The U.S. Treasury is taking a fresh look at requiring investment advisers to meet the same standards as banks and broker-dealers, including potentially subjecting investment advisers to the BSA/AML compliance and reporting requirements that apply to other types of financial institutions. 
Continue Reading U.S. Treasury Renews Focus on AML Risks for Investment Advisors

On April 14, 2022, the Financial Crimes Enforcement Network (FinCEN) issued an advisory focusing on detecting kleptocrats (i.e., government officials who appropriate national resources for personal gain) and the proceeds of foreign public corruption and preventing them from entering the U.S. financial system. This guidance is the latest in a series of advisories FinCEN has issued focusing on Russian kleptocracy, and is part of a broader strategic initiative among key U.S. and global law enforcement and regulatory agencies focusing on corruption and money laundering as critical national security risks. In particular, the advisory highlights the enhanced focus of U.S. enforcement resources on the attempts of Russian oligarchs to evade sanctions imposed by the United States and its allies in response to Russia’s invasion of Ukraine.

U.S. law enforcement and regulatory agencies have high expectations as to the compliance efforts U.S. companies will adopt to meet this moment. Enforcement against companies and individuals involved in missteps is likely to be aggressive and robustly resourced. Indeed, the Department of Justice (DOJ) announced on April 6, 2022, in connection with the unsealing of an indictment of a Russian oligarch charged with U.S. sanctions violations, that it will “work relentlessly to counter Russian aggression, including by enforcing U.S. sanctions law.”
Continue Reading As Russia Sanctions Mount, FinCEN Issues Advisory on Kleptocracy and Foreign Public Corruption

Deputy Attorney General Lisa Monaco delivered an exacting message to the white-collar defense bar at the ABA’s 36th National Institute on White Collar Crime: the DOJ is stepping up its enforcement of corporate crime through several new initiatives. Speaking to an audience of white-collar criminal defense attorneys, DAG Monaco marched through a series of initiatives that will rollback more lenient enforcement policies adopted during the prior administration. This increase in enforcement will be buoyed by a surge of resources provided to DOJ prosecutors, including a new squad of FBI agents embedded in the DOJ’s Criminal Fraud Section—placing “agents and prosecutors in the same foxhole,” as DAG Monaco described it. As discussed in further detail below, these efforts have ramifications on both the individual and corporate level, including: (1) increased individual accountability; (2) a focus on corporate recidivism; and (3) greater scrutiny of corporate resolutions with the DOJ.

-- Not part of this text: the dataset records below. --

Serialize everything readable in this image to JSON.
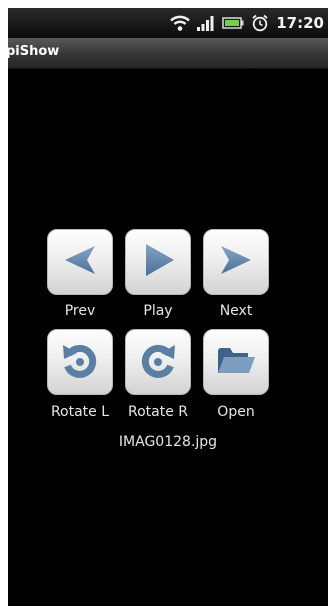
{
  "status_bar": {
    "time": "17:20",
    "icons": [
      "wifi-icon",
      "signal-icon",
      "battery-icon",
      "alarm-icon"
    ]
  },
  "app": {
    "title": "piShow"
  },
  "controls": {
    "prev": {
      "label": "Prev",
      "icon": "arrow-left-icon"
    },
    "play": {
      "label": "Play",
      "icon": "play-icon"
    },
    "next": {
      "label": "Next",
      "icon": "arrow-right-icon"
    },
    "rotate_left": {
      "label": "Rotate L",
      "icon": "rotate-left-icon"
    },
    "rotate_right": {
      "label": "Rotate R",
      "icon": "rotate-right-icon"
    },
    "open": {
      "label": "Open",
      "icon": "folder-open-icon"
    }
  },
  "current_file": "IMAG0128.jpg",
  "colors": {
    "background": "#000000",
    "icon_blue": "#5b7fa3",
    "button_face": "#efefef"
  }
}
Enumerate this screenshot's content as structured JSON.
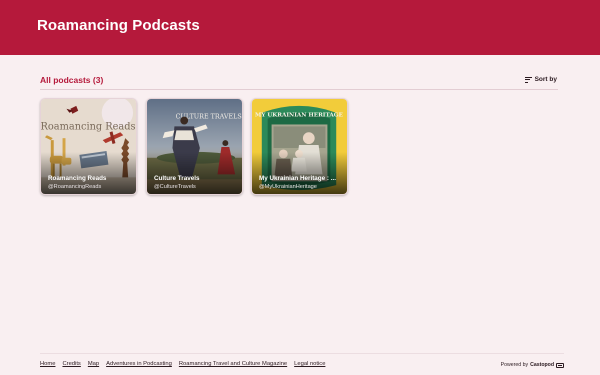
{
  "header": {
    "title": "Roamancing Podcasts"
  },
  "section": {
    "title": "All podcasts (3)",
    "sort_label": "Sort by"
  },
  "podcasts": [
    {
      "title": "Roamancing Reads",
      "handle": "@RoamancingReads",
      "cover_text": "Roamancing Reads",
      "cover_icon": "book-giraffe-plane-art"
    },
    {
      "title": "Culture Travels",
      "handle": "@CultureTravels",
      "cover_text": "CULTURE TRAVELS",
      "cover_icon": "dancers-photo"
    },
    {
      "title": "My Ukrainian Heritage : ...",
      "handle": "@MyUkrainianHeritage",
      "cover_text": "MY UKRAINIAN HERITAGE",
      "cover_icon": "family-photo"
    }
  ],
  "footer": {
    "links": [
      "Home",
      "Credits",
      "Map",
      "Adventures in Podcasting",
      "Roamancing Travel and Culture Magazine",
      "Legal notice"
    ],
    "powered_prefix": "Powered by",
    "powered_brand": "Castopod"
  },
  "colors": {
    "brand": "#b5193b",
    "background": "#f9eff1"
  }
}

Focus on Individual Accountability. First, the DOJ is renewing its focus on holding individual actors responsible for corporate wrongdoing.  As such, DAG Monaco announced that the DOJ is reviving its policy that companies will only be eligible for cooperation credit in resolutions with the DOJ if they provide prosecutors with non-privileged information about all individuals involved in or responsible for the misconduct at issue—regardless of the individual’s position, status, or seniority. This pronouncement reverses the DOJ’s prior guidance, which allowed companies to receive cooperation credit for disclosing only those individuals “substantially involved” in the misconduct.
Continue Reading Corporate Compliance Crackdown: DOJ Announces New Enforcement Policies for Business Entities